TASK TO COMPLETE:
Determine how many lines in the records below contain "screenshot", then state that number alone.

[Web page and app entries]
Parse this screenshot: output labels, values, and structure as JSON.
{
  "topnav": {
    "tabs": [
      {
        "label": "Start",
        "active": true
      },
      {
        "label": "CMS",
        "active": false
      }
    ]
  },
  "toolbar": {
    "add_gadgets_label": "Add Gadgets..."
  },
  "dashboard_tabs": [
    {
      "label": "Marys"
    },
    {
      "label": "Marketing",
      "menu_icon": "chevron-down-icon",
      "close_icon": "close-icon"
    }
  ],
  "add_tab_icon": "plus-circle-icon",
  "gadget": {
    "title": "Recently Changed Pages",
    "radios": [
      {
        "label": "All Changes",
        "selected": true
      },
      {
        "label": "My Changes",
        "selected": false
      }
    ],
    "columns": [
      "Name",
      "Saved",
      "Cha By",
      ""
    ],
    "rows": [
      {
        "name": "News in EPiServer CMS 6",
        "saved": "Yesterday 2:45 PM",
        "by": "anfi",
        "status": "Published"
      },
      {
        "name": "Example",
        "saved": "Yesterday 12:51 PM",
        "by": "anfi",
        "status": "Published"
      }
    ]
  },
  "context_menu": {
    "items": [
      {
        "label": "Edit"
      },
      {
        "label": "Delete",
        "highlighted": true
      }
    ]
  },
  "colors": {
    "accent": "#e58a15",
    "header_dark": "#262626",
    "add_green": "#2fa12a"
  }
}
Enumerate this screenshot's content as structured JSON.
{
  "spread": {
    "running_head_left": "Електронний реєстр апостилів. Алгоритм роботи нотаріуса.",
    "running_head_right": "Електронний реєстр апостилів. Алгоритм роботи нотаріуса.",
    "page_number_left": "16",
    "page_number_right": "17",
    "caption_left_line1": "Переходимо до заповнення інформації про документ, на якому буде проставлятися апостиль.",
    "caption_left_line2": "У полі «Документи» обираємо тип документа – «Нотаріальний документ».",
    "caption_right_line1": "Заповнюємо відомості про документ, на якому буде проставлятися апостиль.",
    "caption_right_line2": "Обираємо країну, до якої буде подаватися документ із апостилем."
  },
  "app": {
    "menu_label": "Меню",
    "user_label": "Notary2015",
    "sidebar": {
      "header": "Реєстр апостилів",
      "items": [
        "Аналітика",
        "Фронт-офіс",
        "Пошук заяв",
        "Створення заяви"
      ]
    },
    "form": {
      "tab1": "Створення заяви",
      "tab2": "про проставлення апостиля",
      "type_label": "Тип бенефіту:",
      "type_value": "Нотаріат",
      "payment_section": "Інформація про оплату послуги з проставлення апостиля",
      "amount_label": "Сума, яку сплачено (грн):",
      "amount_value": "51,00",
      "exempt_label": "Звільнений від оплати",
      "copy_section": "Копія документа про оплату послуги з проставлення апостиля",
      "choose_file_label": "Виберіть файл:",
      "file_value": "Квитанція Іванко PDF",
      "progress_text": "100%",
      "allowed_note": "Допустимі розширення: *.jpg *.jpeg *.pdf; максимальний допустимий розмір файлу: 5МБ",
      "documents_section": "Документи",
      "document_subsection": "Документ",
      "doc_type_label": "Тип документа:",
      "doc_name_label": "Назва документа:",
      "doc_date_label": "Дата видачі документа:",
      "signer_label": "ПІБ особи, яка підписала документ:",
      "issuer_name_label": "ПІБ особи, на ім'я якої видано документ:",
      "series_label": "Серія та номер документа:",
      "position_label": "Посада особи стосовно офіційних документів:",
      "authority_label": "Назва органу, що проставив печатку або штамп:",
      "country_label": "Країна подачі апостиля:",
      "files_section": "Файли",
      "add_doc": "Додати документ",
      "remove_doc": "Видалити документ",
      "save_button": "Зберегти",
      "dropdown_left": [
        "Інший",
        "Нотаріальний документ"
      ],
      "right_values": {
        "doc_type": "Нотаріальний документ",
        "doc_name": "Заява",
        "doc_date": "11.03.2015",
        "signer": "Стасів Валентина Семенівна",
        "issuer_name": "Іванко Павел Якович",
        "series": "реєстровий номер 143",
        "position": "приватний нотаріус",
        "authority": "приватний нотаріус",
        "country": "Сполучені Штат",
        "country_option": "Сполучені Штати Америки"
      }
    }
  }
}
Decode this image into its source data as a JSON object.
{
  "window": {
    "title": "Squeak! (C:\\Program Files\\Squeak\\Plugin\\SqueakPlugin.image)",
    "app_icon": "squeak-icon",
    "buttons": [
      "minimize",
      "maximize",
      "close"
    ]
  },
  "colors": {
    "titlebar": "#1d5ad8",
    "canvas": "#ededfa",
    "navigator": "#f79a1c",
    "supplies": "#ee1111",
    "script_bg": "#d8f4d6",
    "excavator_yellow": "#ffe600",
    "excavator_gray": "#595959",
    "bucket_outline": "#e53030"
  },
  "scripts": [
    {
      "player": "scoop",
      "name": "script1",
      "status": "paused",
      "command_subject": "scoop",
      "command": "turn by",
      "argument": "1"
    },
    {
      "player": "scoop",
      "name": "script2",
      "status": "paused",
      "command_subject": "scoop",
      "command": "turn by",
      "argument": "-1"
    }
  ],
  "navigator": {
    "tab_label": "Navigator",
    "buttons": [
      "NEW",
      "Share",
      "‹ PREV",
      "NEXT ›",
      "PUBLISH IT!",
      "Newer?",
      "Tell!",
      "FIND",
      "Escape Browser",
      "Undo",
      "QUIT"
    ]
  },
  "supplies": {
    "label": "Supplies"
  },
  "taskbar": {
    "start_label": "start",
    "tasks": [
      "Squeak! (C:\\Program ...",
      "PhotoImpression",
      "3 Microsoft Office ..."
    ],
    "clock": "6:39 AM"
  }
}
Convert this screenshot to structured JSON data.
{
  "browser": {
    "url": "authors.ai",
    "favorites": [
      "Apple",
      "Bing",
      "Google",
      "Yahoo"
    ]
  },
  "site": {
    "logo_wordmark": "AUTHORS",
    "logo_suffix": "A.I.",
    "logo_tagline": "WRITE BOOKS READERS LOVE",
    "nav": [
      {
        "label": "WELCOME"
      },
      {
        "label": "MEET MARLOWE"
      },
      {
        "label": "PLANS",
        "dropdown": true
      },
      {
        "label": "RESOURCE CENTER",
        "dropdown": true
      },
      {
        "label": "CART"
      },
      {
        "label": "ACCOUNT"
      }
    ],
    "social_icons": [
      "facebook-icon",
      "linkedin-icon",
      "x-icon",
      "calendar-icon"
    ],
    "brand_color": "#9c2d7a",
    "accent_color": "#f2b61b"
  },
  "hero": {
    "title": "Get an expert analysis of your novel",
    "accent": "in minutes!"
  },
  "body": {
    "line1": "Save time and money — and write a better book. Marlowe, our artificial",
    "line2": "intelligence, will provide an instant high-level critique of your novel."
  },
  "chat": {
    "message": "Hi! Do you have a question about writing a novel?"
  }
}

SOLVED EXERCISE:
3